» TASK GOAL: Filter the entries for the word "value". Copy each line in which it occurs.
# # # # # # #
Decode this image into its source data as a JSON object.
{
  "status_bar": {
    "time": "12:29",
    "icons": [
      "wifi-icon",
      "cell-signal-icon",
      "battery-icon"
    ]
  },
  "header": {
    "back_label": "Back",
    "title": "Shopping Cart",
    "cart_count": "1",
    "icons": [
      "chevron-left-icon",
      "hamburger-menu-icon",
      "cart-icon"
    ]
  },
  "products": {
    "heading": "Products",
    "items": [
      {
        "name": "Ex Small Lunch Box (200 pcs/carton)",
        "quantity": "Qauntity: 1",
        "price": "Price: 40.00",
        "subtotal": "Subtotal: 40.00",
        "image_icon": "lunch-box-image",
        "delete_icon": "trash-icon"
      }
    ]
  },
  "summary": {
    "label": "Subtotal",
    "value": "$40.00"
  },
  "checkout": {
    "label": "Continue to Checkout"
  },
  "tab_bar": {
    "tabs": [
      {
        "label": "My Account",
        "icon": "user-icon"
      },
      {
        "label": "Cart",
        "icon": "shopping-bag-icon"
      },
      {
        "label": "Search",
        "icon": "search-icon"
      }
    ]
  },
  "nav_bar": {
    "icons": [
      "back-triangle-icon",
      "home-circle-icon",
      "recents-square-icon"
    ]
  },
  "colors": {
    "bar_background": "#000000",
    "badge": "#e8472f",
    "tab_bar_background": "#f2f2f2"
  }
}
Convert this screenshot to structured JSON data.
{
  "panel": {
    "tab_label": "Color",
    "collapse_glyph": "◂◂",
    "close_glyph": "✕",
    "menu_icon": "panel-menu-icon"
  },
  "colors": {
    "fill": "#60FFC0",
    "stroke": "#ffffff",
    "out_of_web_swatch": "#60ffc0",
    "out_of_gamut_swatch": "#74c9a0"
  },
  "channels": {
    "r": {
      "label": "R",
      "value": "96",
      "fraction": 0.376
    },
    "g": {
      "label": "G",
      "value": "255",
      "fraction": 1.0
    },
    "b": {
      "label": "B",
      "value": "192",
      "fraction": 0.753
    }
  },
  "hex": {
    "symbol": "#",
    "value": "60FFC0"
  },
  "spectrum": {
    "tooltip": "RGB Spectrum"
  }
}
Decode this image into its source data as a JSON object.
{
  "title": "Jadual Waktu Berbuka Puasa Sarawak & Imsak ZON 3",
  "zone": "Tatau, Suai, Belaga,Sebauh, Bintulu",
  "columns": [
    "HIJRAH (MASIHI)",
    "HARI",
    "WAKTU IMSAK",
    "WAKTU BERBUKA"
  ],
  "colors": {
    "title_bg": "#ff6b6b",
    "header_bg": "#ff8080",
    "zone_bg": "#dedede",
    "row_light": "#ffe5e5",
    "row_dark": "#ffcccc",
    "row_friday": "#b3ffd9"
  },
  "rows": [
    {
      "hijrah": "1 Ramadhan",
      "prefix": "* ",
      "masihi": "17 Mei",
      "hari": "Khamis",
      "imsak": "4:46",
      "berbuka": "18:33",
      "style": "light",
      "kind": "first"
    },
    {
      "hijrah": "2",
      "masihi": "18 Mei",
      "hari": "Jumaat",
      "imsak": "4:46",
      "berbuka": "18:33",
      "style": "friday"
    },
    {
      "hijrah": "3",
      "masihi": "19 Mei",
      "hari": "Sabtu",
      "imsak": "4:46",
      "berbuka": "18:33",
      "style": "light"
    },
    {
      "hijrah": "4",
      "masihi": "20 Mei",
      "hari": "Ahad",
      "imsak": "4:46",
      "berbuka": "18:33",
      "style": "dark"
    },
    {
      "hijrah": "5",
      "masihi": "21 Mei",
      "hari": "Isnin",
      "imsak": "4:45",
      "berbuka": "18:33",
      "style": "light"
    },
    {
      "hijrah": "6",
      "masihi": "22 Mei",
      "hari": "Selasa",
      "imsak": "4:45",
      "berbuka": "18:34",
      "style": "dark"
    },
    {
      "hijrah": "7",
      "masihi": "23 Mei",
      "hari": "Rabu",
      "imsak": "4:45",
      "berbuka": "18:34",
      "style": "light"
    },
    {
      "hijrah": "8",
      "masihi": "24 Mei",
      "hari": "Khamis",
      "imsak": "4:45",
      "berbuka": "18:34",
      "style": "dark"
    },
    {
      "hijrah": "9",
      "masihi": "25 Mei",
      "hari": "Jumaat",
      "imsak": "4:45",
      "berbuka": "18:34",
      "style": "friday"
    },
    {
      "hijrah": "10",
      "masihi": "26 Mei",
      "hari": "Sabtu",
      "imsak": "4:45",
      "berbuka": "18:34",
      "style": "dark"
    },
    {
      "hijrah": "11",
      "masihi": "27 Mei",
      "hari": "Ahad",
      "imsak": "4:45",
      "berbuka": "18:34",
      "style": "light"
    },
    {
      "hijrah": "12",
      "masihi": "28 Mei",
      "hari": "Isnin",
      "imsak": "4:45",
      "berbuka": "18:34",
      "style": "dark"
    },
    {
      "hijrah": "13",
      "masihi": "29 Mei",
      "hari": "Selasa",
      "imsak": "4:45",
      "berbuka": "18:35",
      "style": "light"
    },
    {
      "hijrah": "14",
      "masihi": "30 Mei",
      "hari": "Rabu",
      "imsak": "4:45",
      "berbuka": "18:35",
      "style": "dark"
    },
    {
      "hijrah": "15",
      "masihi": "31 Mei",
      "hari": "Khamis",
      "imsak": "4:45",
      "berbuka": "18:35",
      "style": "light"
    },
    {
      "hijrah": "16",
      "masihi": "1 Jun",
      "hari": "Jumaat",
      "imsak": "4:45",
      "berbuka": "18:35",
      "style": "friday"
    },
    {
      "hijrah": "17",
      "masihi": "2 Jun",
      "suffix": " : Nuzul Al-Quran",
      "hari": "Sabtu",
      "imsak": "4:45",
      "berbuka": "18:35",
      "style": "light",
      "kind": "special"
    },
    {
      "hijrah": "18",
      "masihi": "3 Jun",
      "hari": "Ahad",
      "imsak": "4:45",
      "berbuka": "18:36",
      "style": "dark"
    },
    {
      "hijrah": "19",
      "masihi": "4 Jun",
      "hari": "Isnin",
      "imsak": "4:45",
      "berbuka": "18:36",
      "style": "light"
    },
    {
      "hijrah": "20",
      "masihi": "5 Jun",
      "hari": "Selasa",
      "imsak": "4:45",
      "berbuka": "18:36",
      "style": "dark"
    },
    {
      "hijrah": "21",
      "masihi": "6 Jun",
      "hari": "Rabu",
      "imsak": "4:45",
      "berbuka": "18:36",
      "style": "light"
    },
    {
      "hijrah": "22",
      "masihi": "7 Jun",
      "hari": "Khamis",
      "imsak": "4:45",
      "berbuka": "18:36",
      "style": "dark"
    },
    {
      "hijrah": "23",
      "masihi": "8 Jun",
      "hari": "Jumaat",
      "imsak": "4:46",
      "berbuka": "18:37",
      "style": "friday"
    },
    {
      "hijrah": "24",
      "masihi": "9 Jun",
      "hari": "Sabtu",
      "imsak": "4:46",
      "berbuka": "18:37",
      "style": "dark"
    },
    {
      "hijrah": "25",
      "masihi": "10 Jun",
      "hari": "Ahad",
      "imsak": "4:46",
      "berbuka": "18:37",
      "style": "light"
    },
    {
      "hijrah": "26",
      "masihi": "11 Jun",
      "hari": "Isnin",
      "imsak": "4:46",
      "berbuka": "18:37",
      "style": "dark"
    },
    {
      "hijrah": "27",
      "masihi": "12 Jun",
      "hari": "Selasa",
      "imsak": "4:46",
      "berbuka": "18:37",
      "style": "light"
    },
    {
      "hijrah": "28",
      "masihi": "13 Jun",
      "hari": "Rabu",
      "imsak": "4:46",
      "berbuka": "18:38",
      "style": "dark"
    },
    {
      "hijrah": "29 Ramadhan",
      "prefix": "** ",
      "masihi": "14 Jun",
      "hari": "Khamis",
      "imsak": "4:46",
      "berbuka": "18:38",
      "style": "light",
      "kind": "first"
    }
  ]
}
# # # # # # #
» RESPONSE TO THE EXERCISE:
    "value": "$40.00"
      "value": "96",
      "value": "255",
      "value": "192",
    "value": "60FFC0"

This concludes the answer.